In attendance were representatives of the CAA, ASA and CRA as well as many insurers. There were only two shop owners at the hearing. If the new changes are accepted, the labor rate survey as a determinant of shop labor rates will soon be a thing of the past.
The amended definition of an auto body repair labor rate survey is "any gathering of information, from auto body repair shops regarding what auto body repair labor rate the repair shops charge, used to determine and set a specified prevailing auto body repair rate in a specific geographic area
"For purposes of a survey conducted pursuant to California Insurance Code Section 758(c) prevailing auto body rate means the greater of: (1) the mean average labor rate charged by auto body repair facilities in the specific geographic area or (2) the rate, at or below which, the majority of surveyed shops charge in a specific geographic area,
Amended language also prohibits insurers from using any discounted rate negotiated with members of its DRP as part of a labor rate survey to set the prevailing auto body rates in a specific geographic area. The insurer may include non-discounted or non-contracted rate of a DRP in its survey.
Change of purpose
The amended regulation relegates labor rate surveys to a resource document. The main purpose of a survey is to inform the public about the prevailing labor rate charges in a specific geographic area and to provide a starting point for negotiating labor rates with collision repair shops. A survey cannot be used to put a cap on or reduce the labor rate charged on an estimate or repair order.
However, there is nothing in the regulations requiring an insurer to pay more than the reasonable rate necessary to perform workmanlike repairs. The insurer is free to voluntarily negotiate with a repair facility for a specific labor rate. Furthermore, there is no requirement for an insurer to conduct an auto body labor rate survey at all.
If an insurer decides to conduct a labor rate survey, certain conditions apply.
To be a statistically valid survey, the insurer must survey all known auto body repair shops licensed to perform collision repairs by the BAR in a specific geographic area. All shops that respond to the survey, and which meet the necessary standards, will be used to determine the prevailing auto body rate in that geographic area.
In addition, the survey can only use labor rates of auto body repair shops licensed by the BAR to perform auto body collision repairs.
An insurer may only use labor rates in a survey reported by shops that meet specific standards ranging from meeting equipment requirements determined by BAR to proof of insurance - all of which are detailed in the regulation.
(The fact that a shop does not meet these standards should not be construed as permission for an insurer to imply that the shop is inferior or should not be used by the claimant to perform repairs, but only that this shop's labor rate may not be used in a survey.)

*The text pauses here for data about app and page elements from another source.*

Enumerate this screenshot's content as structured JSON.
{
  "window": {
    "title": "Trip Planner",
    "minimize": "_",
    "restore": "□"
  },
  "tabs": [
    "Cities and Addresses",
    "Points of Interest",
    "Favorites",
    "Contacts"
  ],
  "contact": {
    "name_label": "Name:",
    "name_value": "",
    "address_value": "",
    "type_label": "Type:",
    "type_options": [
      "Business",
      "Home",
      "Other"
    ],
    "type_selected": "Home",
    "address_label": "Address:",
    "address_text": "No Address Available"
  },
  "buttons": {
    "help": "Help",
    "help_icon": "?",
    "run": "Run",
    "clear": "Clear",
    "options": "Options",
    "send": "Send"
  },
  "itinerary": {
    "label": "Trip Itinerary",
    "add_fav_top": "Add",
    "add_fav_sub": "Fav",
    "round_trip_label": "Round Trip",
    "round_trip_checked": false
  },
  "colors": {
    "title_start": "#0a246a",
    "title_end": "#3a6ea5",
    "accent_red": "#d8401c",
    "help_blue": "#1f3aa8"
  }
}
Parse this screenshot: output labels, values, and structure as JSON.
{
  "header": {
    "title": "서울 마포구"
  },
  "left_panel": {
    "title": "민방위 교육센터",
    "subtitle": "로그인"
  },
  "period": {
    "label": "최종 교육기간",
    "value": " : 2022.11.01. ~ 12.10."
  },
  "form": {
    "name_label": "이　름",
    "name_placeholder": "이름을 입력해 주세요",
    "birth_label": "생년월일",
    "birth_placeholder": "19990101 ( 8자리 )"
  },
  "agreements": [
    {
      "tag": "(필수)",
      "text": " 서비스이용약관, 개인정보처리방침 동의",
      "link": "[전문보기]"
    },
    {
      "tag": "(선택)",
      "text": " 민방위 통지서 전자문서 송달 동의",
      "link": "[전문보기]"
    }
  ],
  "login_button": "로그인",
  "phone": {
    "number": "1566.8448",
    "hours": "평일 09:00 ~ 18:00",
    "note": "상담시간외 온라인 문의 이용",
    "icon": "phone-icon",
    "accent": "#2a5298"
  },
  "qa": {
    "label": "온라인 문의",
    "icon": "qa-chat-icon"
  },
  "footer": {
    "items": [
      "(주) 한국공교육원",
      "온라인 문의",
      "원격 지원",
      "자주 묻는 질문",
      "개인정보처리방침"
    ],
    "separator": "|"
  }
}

Three property/casualty trade associations are claiming that California policyholders would see their auto insurance premiums increase under the proposed regulations that the trade groups perceive mandate inflated payments to auto body shops for insured repair work, Testimony was provided at the hearings on behalf of the Personal Insurance Federation of California (PIFC), the Association of California Insurance Companies (ACIC) and the American Insurance Association (AIA).
"These regulations exceed the authority granted to the department," said Ken Gibson, vice president, Western Region of the AIA. He explained, "State law enacted in 2000 - which is the basis for the regulation - requires insurers to report labor rate survey results to the department. The law does not give the department any authority to dictate how the surveys are to be conducted."
"The proposed regulations far exceed existing law by attempting to establish a method for conducting the surveys. They also mandate a badly flawed scheme for calculating the prevailing rate by inflating the prices in the survey," said ACIC President Sam Sorich.
"The proposed regulations would force insurers to pay body shops their 'posted rates,' which are higher than the actual rates insurers regularly pay for work. These regulations are an unfair give-away to auto body shops and will result in higher costs for honest insurance policyholders," said PIFC President Rex Frazier."
"These regulations will force insurers to make calculations based on inflated rates, which would translate into higher repair costs. That may be good for the repair shops, but not for California policyholders," said the association officials.
However, language to the contrary is built into the regulation to prevent just such an eventuality.